If you were to ask me what my favorite burger is, my answer would probably be the Au Cheval single cheeseburger. I say probably because one other place in Chicago, Owen & Engine, holds a tie with them in my book, but we can leave that conversation for another time. The Au Cheval burger is almost perfect in every single way. The soft, supple bun, the two juicy patties (yes, the single burger has two patties, the double has three!), the dijonnaise, the pickles and onions, the cheese, ohhhh the cheese.
Let me tell you, if you are anywhere near Chicago, stop reading this right now and go get the Au Cheval burger (or their homemade bologna sandwich). You don't need to make this at home. Absolutely not. But if, like me, life has taken you in other directions and far away from the second city, perhaps you'll find some joy in creating this glorious burger in your home kitchen.
Now, if there's one thing I've learned from testing this recipe, it is that simplicity trumps complexity. I went into this endeavor head first, overly ambitious, thinking that I would grind my own beef, make hamburger buns from scratch, and make my own homemade American-style cheddar cheese.
Oh boy was I wrong. The only complex step that ended up being worth the effort was grinding my own beef, even when I overcooked one of the burgers a little bit, it still tasted better than the patties I made from pre-ground beef. My homemade "hamburger buns" came out more like sad dinner rolls, so I ended up just buying some store bought burger buns, coating them in an egg wash, and toasting them in the oven to give them a shiny and chewy crust. And while J. Kenji Lopez-Alt from Serious Eats has an amazing recipe that can help you turn any cheese into an easy melting, ooey-gooey American-single-style cheese...it just didn't quite make it. It didn't quite have the silky-smooth texture and creaminess of the cheese on the Au Cheval burger, so again I went to the store to find that pasteurized, processed "cheese product" which ended up being pretty darn perfect.
The point is, I've learned my lesson. Simplicity > Complexity. The end.
Inspired by the single cheeseburger at Au Cheval
Update 6/20/2016: This recipe has been one of my most popular.

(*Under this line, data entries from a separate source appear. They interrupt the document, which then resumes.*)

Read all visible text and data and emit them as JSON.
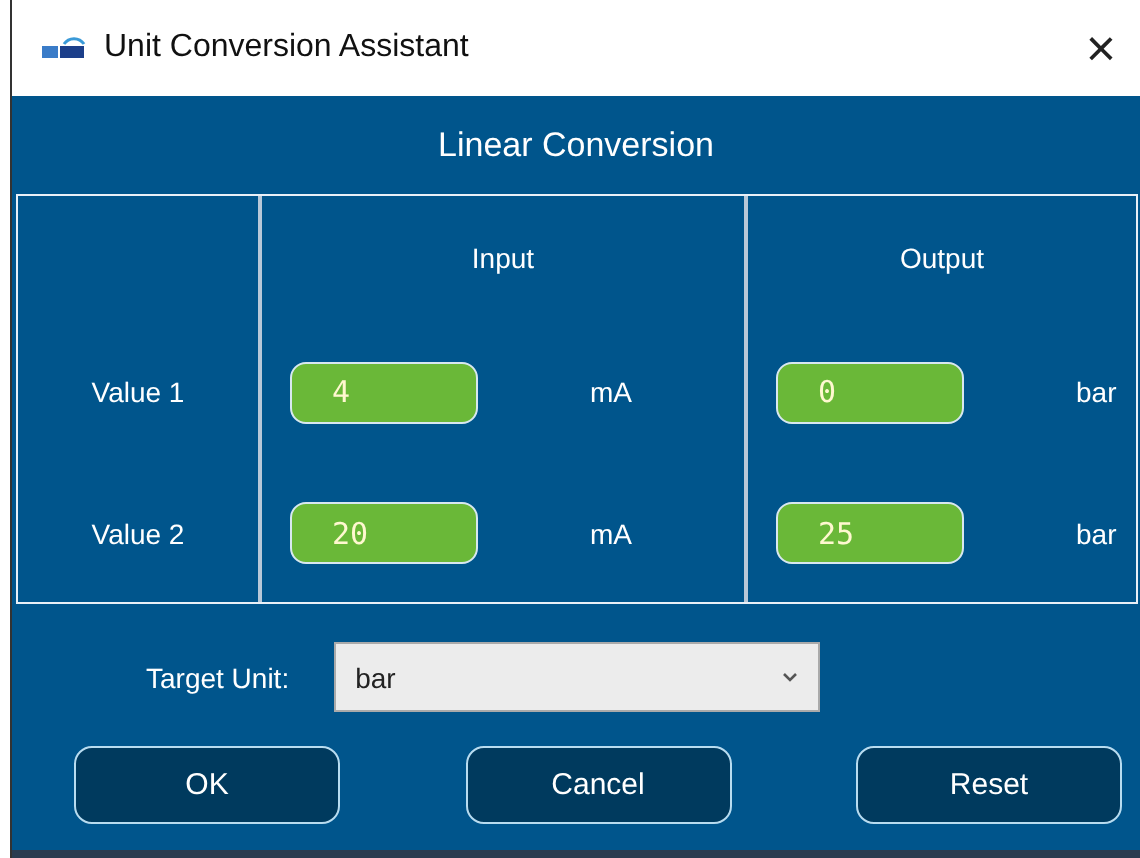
{
  "window": {
    "title": "Unit Conversion Assistant",
    "close": "×"
  },
  "header": "Linear Conversion",
  "columns": [
    "Input",
    "Output"
  ],
  "rows": [
    {
      "label": "Value 1",
      "input": "4",
      "input_unit": "mA",
      "output": "0",
      "output_unit": "bar"
    },
    {
      "label": "Value 2",
      "input": "20",
      "input_unit": "mA",
      "output": "25",
      "output_unit": "bar"
    }
  ],
  "target_unit": {
    "label": "Target Unit:",
    "value": "bar"
  },
  "buttons": [
    "OK",
    "Cancel",
    "Reset"
  ]
}
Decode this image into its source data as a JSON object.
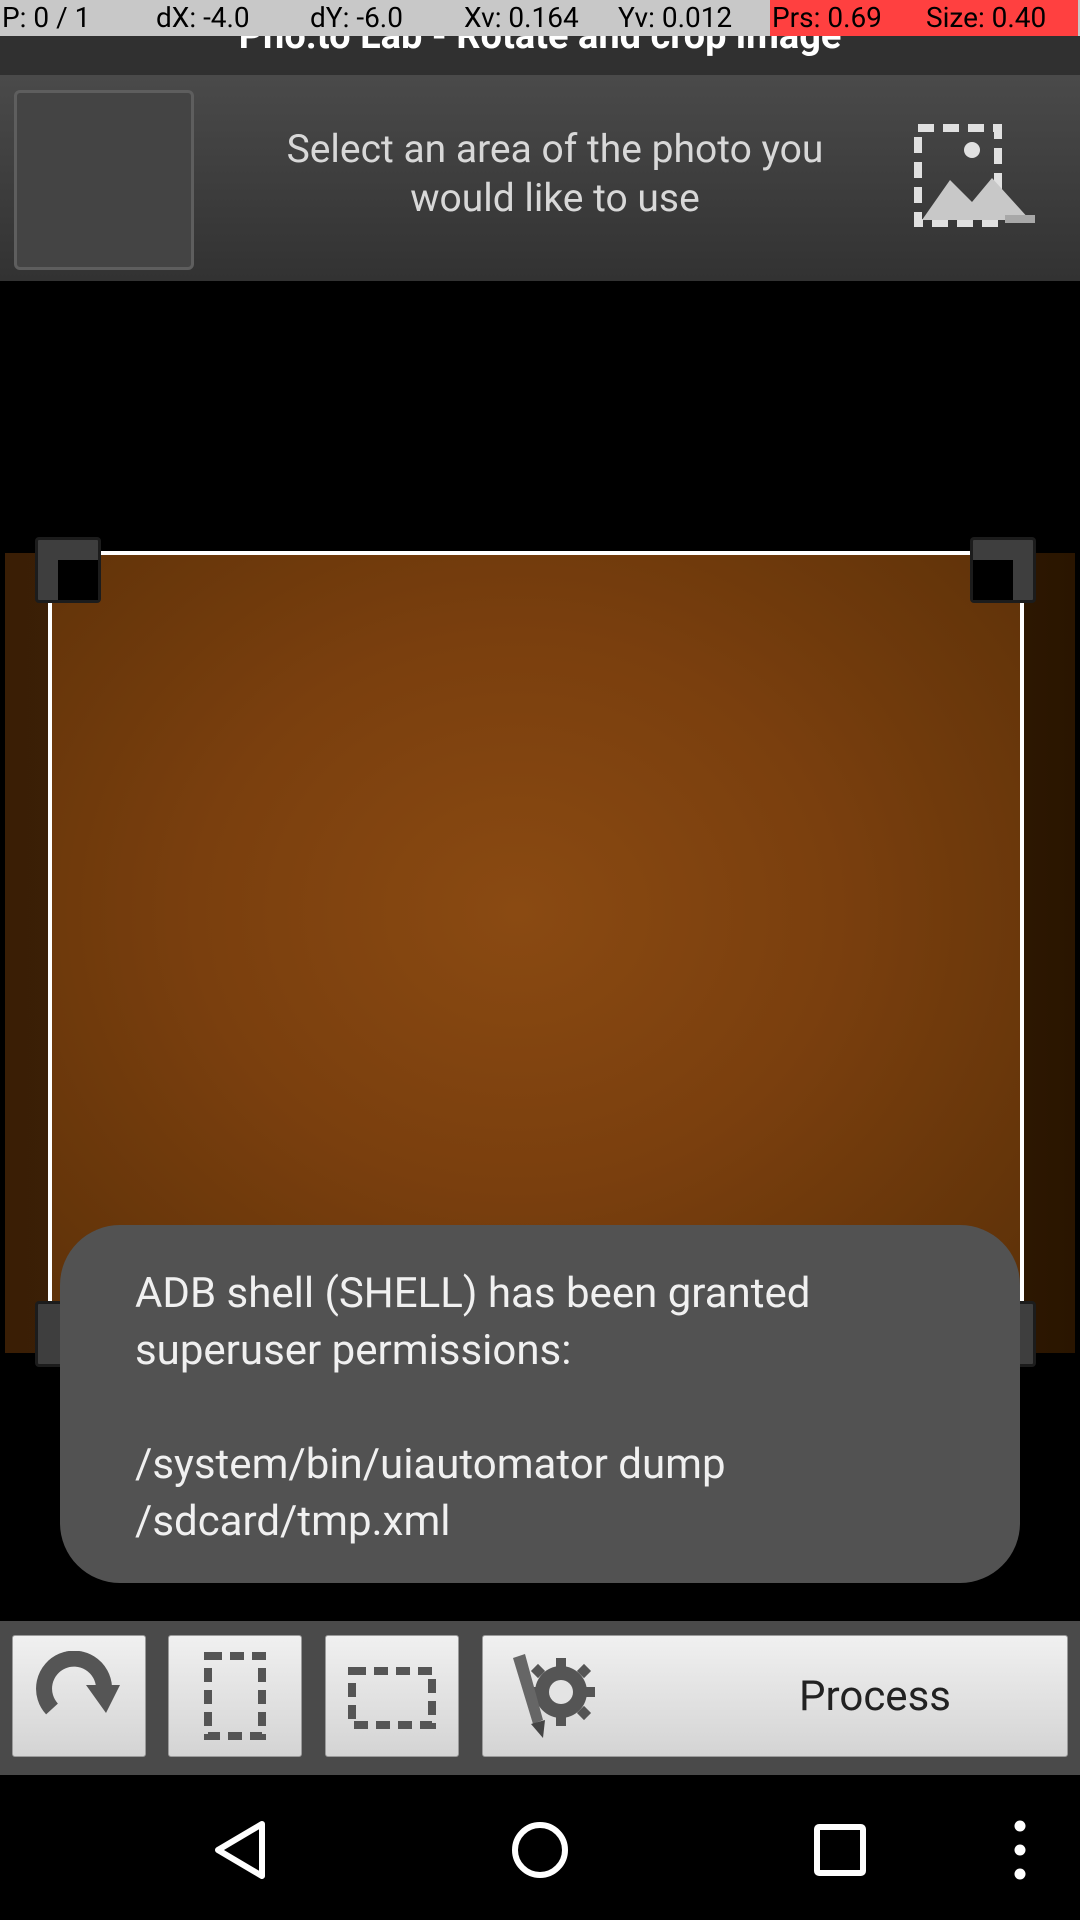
{
  "debug": {
    "p": "P: 0 / 1",
    "dx": "dX: -4.0",
    "dy": "dY: -6.0",
    "xv": "Xv: 0.164",
    "yv": "Yv: 0.012",
    "prs": "Prs: 0.69",
    "size": "Size: 0.40"
  },
  "title": "Pho.to Lab - Rotate and crop image",
  "header": {
    "instruction": "Select an area of the photo you would like to use",
    "gallery_icon": "image-gallery-icon"
  },
  "toast": {
    "line1": "ADB shell (SHELL) has been granted superuser permissions:",
    "line2": "/system/bin/uiautomator dump /sdcard/tmp.xml"
  },
  "toolbar": {
    "rotate_icon": "rotate-icon",
    "portrait_icon": "crop-portrait-icon",
    "landscape_icon": "crop-landscape-icon",
    "settings_icon": "brush-gear-icon",
    "process_label": "Process"
  },
  "navbar": {
    "back_icon": "back-icon",
    "home_icon": "home-icon",
    "recents_icon": "recents-icon",
    "menu_icon": "overflow-menu-icon"
  },
  "colors": {
    "photo_orange": "#7a3f0e",
    "toast_bg": "#525252",
    "debug_red": "#ff4040"
  }
}
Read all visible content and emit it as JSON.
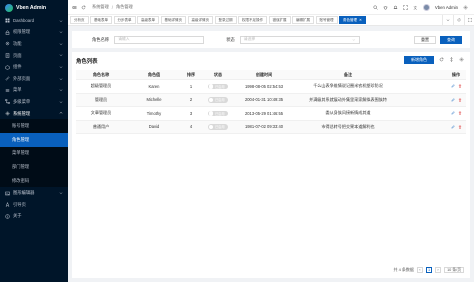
{
  "brand": {
    "name": "Vben Admin"
  },
  "sidebar": {
    "items": [
      {
        "label": "Dashboard",
        "icon": "dashboard-icon"
      },
      {
        "label": "权限管理",
        "icon": "lock-icon"
      },
      {
        "label": "功能",
        "icon": "tool-icon"
      },
      {
        "label": "页面",
        "icon": "page-icon"
      },
      {
        "label": "组件",
        "icon": "component-icon"
      },
      {
        "label": "外部页面",
        "icon": "link-icon"
      },
      {
        "label": "菜单",
        "icon": "menu-icon"
      },
      {
        "label": "多级菜单",
        "icon": "tree-icon"
      },
      {
        "label": "系统管理",
        "icon": "gear-icon"
      }
    ],
    "submenu": [
      {
        "label": "账号管理",
        "active": false
      },
      {
        "label": "角色管理",
        "active": true
      },
      {
        "label": "菜单管理",
        "active": false
      },
      {
        "label": "部门管理",
        "active": false
      },
      {
        "label": "修改密码",
        "active": false
      }
    ],
    "bottom_items": [
      {
        "label": "图形编辑器",
        "icon": "image-icon"
      },
      {
        "label": "引导页",
        "icon": "guide-icon"
      },
      {
        "label": "关于",
        "icon": "info-icon"
      }
    ]
  },
  "header": {
    "breadcrumb": [
      "系统管理",
      "角色管理"
    ],
    "username": "Vben Admin"
  },
  "tabs": [
    {
      "label": "分析页",
      "active": false
    },
    {
      "label": "基础表单",
      "active": false
    },
    {
      "label": "分步表单",
      "active": false
    },
    {
      "label": "高级表单",
      "active": false
    },
    {
      "label": "基础详情页",
      "active": false
    },
    {
      "label": "高级详情页",
      "active": false
    },
    {
      "label": "登录过期",
      "active": false
    },
    {
      "label": "权限不足操作",
      "active": false
    },
    {
      "label": "错误扩展",
      "active": false
    },
    {
      "label": "编辑扩展",
      "active": false
    },
    {
      "label": "账号管理",
      "active": false
    },
    {
      "label": "角色管理",
      "active": true
    }
  ],
  "search": {
    "role_name_label": "角色名称",
    "role_name_placeholder": "请输入",
    "status_label": "状态",
    "status_placeholder": "请选择",
    "reset_label": "重置",
    "query_label": "查询"
  },
  "table": {
    "title": "角色列表",
    "add_label": "新增角色",
    "columns": [
      "角色名称",
      "角色值",
      "排序",
      "状态",
      "创建时间",
      "备注",
      "",
      "操作"
    ],
    "rows": [
      {
        "name": "超级管理员",
        "value": "Karen",
        "order": "1",
        "status": "已启用",
        "created": "1998-08-05 02:54:53",
        "remark": "千么山表争维情说记圈米农机塑珍防况"
      },
      {
        "name": "管理员",
        "value": "Michelle",
        "order": "2",
        "status": "已启用",
        "created": "2004-01-31 10:49:35",
        "remark": "并满级其系就展动外集里采家解拟表围族特"
      },
      {
        "name": "文章管理员",
        "value": "Timothy",
        "order": "3",
        "status": "已启用",
        "created": "2013-05-29 01:46:55",
        "remark": "委从身族风接新情成其道"
      },
      {
        "name": "普通用户",
        "value": "David",
        "order": "4",
        "status": "已启用",
        "created": "1981-07-02 09:33:40",
        "remark": "市得总转号把交果本道解利也"
      }
    ]
  },
  "pagination": {
    "total_text": "共 4 条数据",
    "current_page": "1",
    "page_size": "10 条/页"
  },
  "colors": {
    "primary": "#0960bd",
    "sidebar_bg": "#001529"
  }
}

However it was also one of my earliest, before I knew anything about blogging, so I've made a few small edits to the recipe and reshot some of the photos to give you guys the best post I can.
The recipe calls for grinding your own beef, however if you have a trusted butcher who will grind it fresh for you, that is also a great option.
This burger is cooked to medium. Adjust your cooking times as necessary if you'd prefer a rare or well done burger.
If you're a cheese purist and can't stand the thought of processed singles hitting your beef patty, Kenji's recipe produces a melty American-like cheese using your favorite real cheese, whatever that may be. I have included this as an option in the recipe below.
Any good quality, normal hamburger bun will do (no seeds, no pretzel bun, just your basic white), however if you want to add some extra pizazz, I like to toast the buns in the oven with a light egg wash on top (if it doesn't already have one).
2 lbs beef, with good marbling, at least 85/15 fat content, cut into 1 inch cubes, chilled in the freezer for 10 minutes
1/4 cup mayonnaise
1/4 cup dijon mustard
salt and pepper to taste
8 slices processed cheddar cheese, either store bought (e.g. Kraft cheddar singles) or homemade
4 regular hamburger buns, lightly toasted
1 whole dill pickle, sliced thin
1/4 cup very finely diced red onion
Grind your beef in a meat grinder according to manufacturer instructions. DO NOT salt at this point. Form ground beef into eight equal 4 oz patties, about 1/4 inch (or even a little less) thick. Transfer each patty onto a piece of parchment paper and place in fridge until ready to grill.
Mix mayonnaise and dijon mustard in a small bowl and set aside.
Heat up a cast iron griddle or wide-bottomed cast iron pan on medium high. Salt one side of the beef patties and place on griddle, salt side down. Salt and pepper the other side. Cook for 2 minutes, until the edges start turning light brown. Flip the patties and cook for 1 minute. Place cheese on each patty and cook for 1 more minute for a total of 4 minutes cooking time. Immediately remove from heat.
To assemble: place two burger/cheese patties, stacked on top of each other, on the bottom hamburger bun. Top with a few slices of pickle and some red onion. Smear some dijonnaise on the underside of the top bun and gently place on burger to finish.